There’s been a troubling rise in obesity over the past 20 years, which, according to the panelists, has paralleled increases in cardiac and metabolic diseases and in type 2 diabetes. Diane Mathis, the Morton Grove-Rasmussen Professor of Immunohematology at HMS, notes that chronic low-grade inflammation underlies these diseases. She spoke in particular about the inflammatory aspects of obesity. Her lab found that regulatory T cells, which help control almost all immune responses, are missing in the adipose tissue of an obese person. “We have found a factor that helps regulatory T cells establish themselves,” says Mathis, adding that increasing this factor in people who are obese may help them avoid the chronic conditions associated with obesity.
Recent research has also unraveled some of the mysteries of inflammatory bowel disease, reports Ramnik Xavier, the Kurt J. Isselbacher Professor of Medicine in the Field of Gastroenterology at HMS and chief of the gastroenterology unit at Massachusetts General Hospital. Scientists now know the genetic factors that contribute to the disease and the important role that gut bacteria play. “Many of the genes associated with Crohn’s,” says Xavier, “are responsible for the immune system’s recognition of microbes.” His lab found that Crohn’s disease and ulcerative colitis have microbial “signatures”—a balance of “good” and “bad” bacteria that are condition-specific—that also indicate disease severity.
After a century of unfulfilled promises, “I think immunotherapy is ready to change the face of cancer therapy,” says Gordon Freeman, an HMS associate professor of medicine at Dana-Farber Cancer Institute. Stimulating immune response hasn’t worked, but blocking inhibiting pathways has. His lab discovered two interacting protein molecules that affect T-cell function, and found that cancer cells “learned” to express the protein that inhibits immune response. Treatments that used antibodies to that protein decreased tumor size and stopped tumor growth for years.
Vijay Kuchroo, the Samuel L. Wasserstrom Professor of Neurology at HMS, studies autoimmunity and tissue inflammation and discovered TH17, a pathogenic T cell. TH17 is present in inflamed tissue, including in multiple sclerosis lesions in the brain. A clinical trial of an anti-TH17 drug showed a significant decrease in the number of MS lesions in the brain.
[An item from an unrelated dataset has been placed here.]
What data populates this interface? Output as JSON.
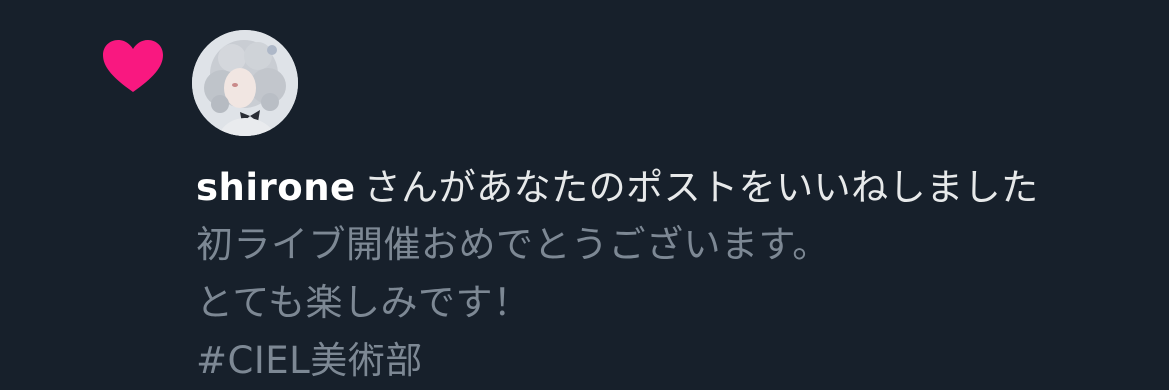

His research team also found cytokines that make T cells pathogenetic. Kuchroo’s group also has investigated salt’s effect on the immune system and its role in inflammatory bowel disease.
A video of the symposium may be viewed at hms.harvard.edu/reunion/2014-recap.
Image: Suzanne Camarata Photography